This case is very similar to the first, only it adds an extra set of labels to the SR header (MPLS label stack) to forward the packets through the fabric. Let’s assume the inbound interface on each router in the fabric is assigned a letter/number combination (this would really just be another label in MPLS)—

  • The inbound interface on F on the A->F link is labeled F1
  • The inbound interface on G on the F->G link is labeled G1
  • The inbound interface on D on the G->D link is labeled D1
  • The inbound interface on E on the D->E link is labeled E1

Now when A imposes a label on packets being forwarded along this path, it will look like [F1,F,G1,G,D1,D,E1,E]. Notice the prefix segments are still in the SR stack; we’ve just added the interface labels along with the prefix segments. Processing this packet is a little different, as there are now specified interfaces along the path. Each switch is going to use the interface specified, rather than using locally calculated forwarding information.

  • Somehow classify the traffic as belonging to the flow that should be shaped to follow only the [F1,F,G1,G,D1,D,E1,E] path
  • Impose the path as a label stack, so the SR header (really just a label stack in this situation, remember?) will contain [F1,F,G1,G,D1,D,E1,E]
  • Forward the packet out of the specified interface, F1, towards the next hop, which is F
  • F will pop the inbound link label, F1, and its local label, F
  • F will look up the outbound interface based on the next label, G1, and forward through that interface towards the next hop in the path, G
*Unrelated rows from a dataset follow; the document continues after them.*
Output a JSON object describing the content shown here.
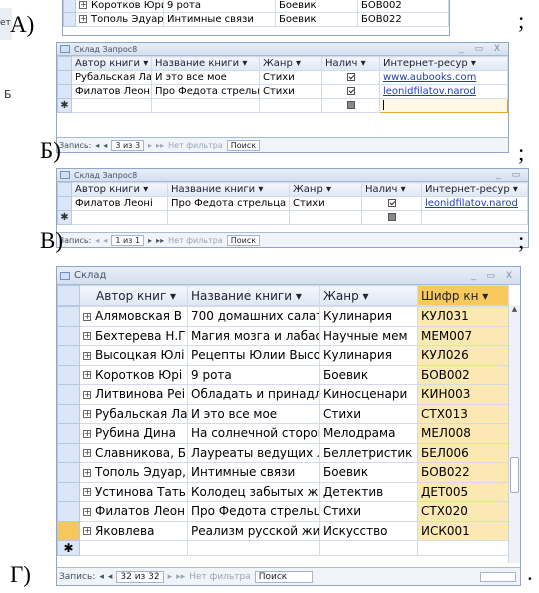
{
  "labels": {
    "a": "А)",
    "b": "Б)",
    "v": "В)",
    "g": "Г)",
    "semi": ";",
    "dot": "."
  },
  "top_rows": [
    [
      "Коротков Юри",
      "9 рота",
      "Боевик",
      "БОВ002"
    ],
    [
      "Тополь Эдуард",
      "Интимные связи",
      "Боевик",
      "БОВ022"
    ]
  ],
  "side_letter": "Б",
  "q1": {
    "title": "Склад Запрос8",
    "controls": "_ ▭ X",
    "headers": [
      "Автор книги ▾",
      "Название книги ▾",
      "Жанр ▾",
      "Налич ▾",
      "Интернет-ресур ▾"
    ],
    "rows": [
      [
        "Рубальская Ла",
        "И это все мое",
        "Стихи",
        true,
        "www.aubooks.com"
      ],
      [
        "Филатов Леоні",
        "Про Федота стрельца",
        "Стихи",
        true,
        "leonidfilatov.narod"
      ]
    ],
    "nav": {
      "label": "Запись:",
      "first": "◂",
      "prev": "◂",
      "pos": "3 из 3",
      "next": "▸",
      "last": "▸▸",
      "filter": "Нет фильтра",
      "search": "Поиск"
    }
  },
  "q2": {
    "title": "Склад Запрос8",
    "controls": "_ ▭",
    "headers": [
      "Автор книги ▾",
      "Название книги ▾",
      "Жанр ▾",
      "Налич ▾",
      "Интернет-ресур ▾"
    ],
    "rows": [
      [
        "Филатов Леоні",
        "Про Федота стрельца",
        "Стихи",
        true,
        "leonidfilatov.narod"
      ]
    ],
    "nav": {
      "label": "Запись:",
      "first": "◂",
      "prev": "◂",
      "pos": "1 из 1",
      "next": "▸",
      "last": "▸▸",
      "filter": "Нет фильтра",
      "search": "Поиск"
    }
  },
  "t": {
    "title": "Склад",
    "controls": "_ ▭ X",
    "headers": [
      "Автор книг ▾",
      "Название книги ▾",
      "Жанр ▾",
      "Шифр кн ▾"
    ],
    "rows": [
      [
        "Алямовская В",
        "700 домашних салатс",
        "Кулинария",
        "КУЛ031"
      ],
      [
        "Бехтерева Н.Г",
        "Магия мозга и лабаоі",
        "Научные мем",
        "МЕМ007"
      ],
      [
        "Высоцкая Юлі",
        "Рецепты Юлии Высоі",
        "Кулинария",
        "КУЛ026"
      ],
      [
        "Коротков Юрі",
        "9 рота",
        "Боевик",
        "БОВ002"
      ],
      [
        "Литвинова Реі",
        "Обладать и принадл",
        "Киносценари",
        "КИН003"
      ],
      [
        "Рубальская Ла",
        "И это все мое",
        "Стихи",
        "СТХ013"
      ],
      [
        "Рубина Дина",
        "На солнечной сторон",
        "Мелодрама",
        "МЕЛ008"
      ],
      [
        "Славникова, Б",
        "Лауреаты ведущих лі",
        "Беллетристик",
        "БЕЛ006"
      ],
      [
        "Тополь Эдуар,",
        "Интимные связи",
        "Боевик",
        "БОВ022"
      ],
      [
        "Устинова Тать",
        "Колодец забытых же",
        "Детектив",
        "ДЕТ005"
      ],
      [
        "Филатов Леон",
        "Про Федота стрельца",
        "Стихи",
        "СТХ020"
      ],
      [
        "Яковлева",
        "Реализм русской жив",
        "Искусство",
        "ИСК001"
      ]
    ],
    "nav": {
      "label": "Запись:",
      "first": "◂",
      "prev": "◂",
      "pos": "32 из 32",
      "next": "▸",
      "last": "▸▸",
      "filter": "Нет фильтра",
      "search": "Поиск"
    }
  }
}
I’m not going to repeat the entire path here again, because it’s pretty much the same for each device in the path. Note the only difference between these two situations is the addition of the interface label. If it seems like the interface labels add complexity without adding value, you’re right—for this particular topology. The reason interface labels don’t add value here is because there is only one path between any pair of routers.

A later post will consider the value of interface labels

…continued…

6 Comments

  1. Mohammad Moghaddas 31 July 2016 at 4:21 am

    Russ – F1 is missing in the stack:
    “Now when A imposes a label on packets being forwarded along this path, it will look like [F,G1,G,D1,D,E1,E]. “

    • Russ 1 August 2016 at 6:47 am

      Thanks! I’ve fixed it… 🙂

  2. Jeff Tantsura 31 July 2016 at 5:07 pm

    The topic of how to bind a FEC to a tunnel deserves separate discussion.
    Russ – would be great to gain more insides into:
    Hoe a FEC is identified, is there an abstraction to move away from IP addresses to identities, for example – all WEB to DB traffic should take a tunnel with those constraints?
    How are you going to provision:
    1. Tunnels
    2. FEC’s and bindings?

    In general – in any and all implementations I’m aware of when the RIB is asked for a labeled NH – it would return a best one, this is how any VPN would work, however if you want to subdivide traffic into smaller flows, you need to think how to bind them to a constrained tunnel

    • Russ 1 August 2016 at 6:59 am

      Jeff — thanks for stopping by! I’ll add this to my list of things to talk about later in the series… 🙂

  3. $iddhe$h Divekar 2 August 2016 at 5:10 pm

    Hi Russ,
    It would be good to clarify that F1 is the adjacency label advertised by
    router F for link AF to all other routers in the network.

    • Russ 5 August 2016 at 7:21 am

      Thanks for pointing this out — duly noted…

      🙂

      Russ

Comments are closed.